Born Sydney, Australia 1904, died Sydney 1984
John Passmore studied in Sydney with Julian Ashton and George Lambert, and independently in Europe between 1933 and 1950. During this time and throughout his career, Passmore studied the work and ideas of Paul Cézanne. His earlier paintings, hovering between figuration and abstraction, show the French artist’s influences in colour, texture and form.
During the 1950s Passmore taught at the Julian Ashton School where his studio had views over Sydney Harbour, the inspiration for many paintings. Participating in Direction 1, a group exhibition of abstract art at Macquarie Galleries in Sydney (1956), had a strong influence on his practice, providing Passmore with the impetus to explore his theories of the unconscious act in art-making and to experiment with abstraction.

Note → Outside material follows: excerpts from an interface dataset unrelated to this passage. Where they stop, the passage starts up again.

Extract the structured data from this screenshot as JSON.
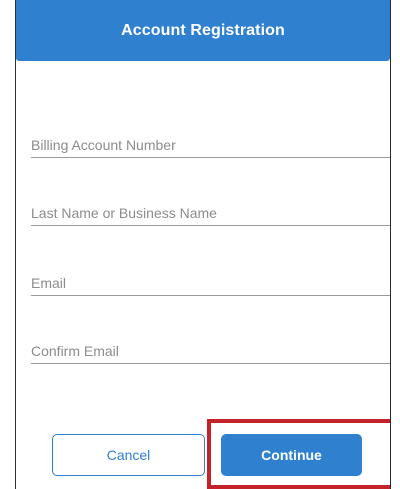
{
  "header": {
    "title": "Account Registration"
  },
  "form": {
    "billing_account_number": {
      "placeholder": "Billing Account Number",
      "value": ""
    },
    "last_name": {
      "placeholder": "Last Name or Business Name",
      "value": ""
    },
    "email": {
      "placeholder": "Email",
      "value": ""
    },
    "confirm_email": {
      "placeholder": "Confirm Email",
      "value": ""
    }
  },
  "actions": {
    "cancel_label": "Cancel",
    "continue_label": "Continue"
  },
  "colors": {
    "accent": "#2f80cf",
    "highlight": "#c4222a",
    "placeholder": "#8c8c8c"
  }
}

The seagull (1958) shows this influence and was painted at a time when Passmore was increasingly pursuing abstraction. It is one of a number of small abstract paintings the artist made on newspaper and reflects a spontaneity characteristic of his gesture in this later expressionistic period. The work also illustrates the reduction of his palette to more somber tones, in which tertiary colours of black, brown and grey feature strongly.
A major retrospective of Passmore’s work was organised at the Art Gallery of New South Wales in 1984, and he was included in The Antipodeans, Challenges and Response in Australian Art 1955–1965, National Gallery of Australia (2000). His work is represented in the National Gallery of Australia, most state and regional galleries, as well as university and public collections.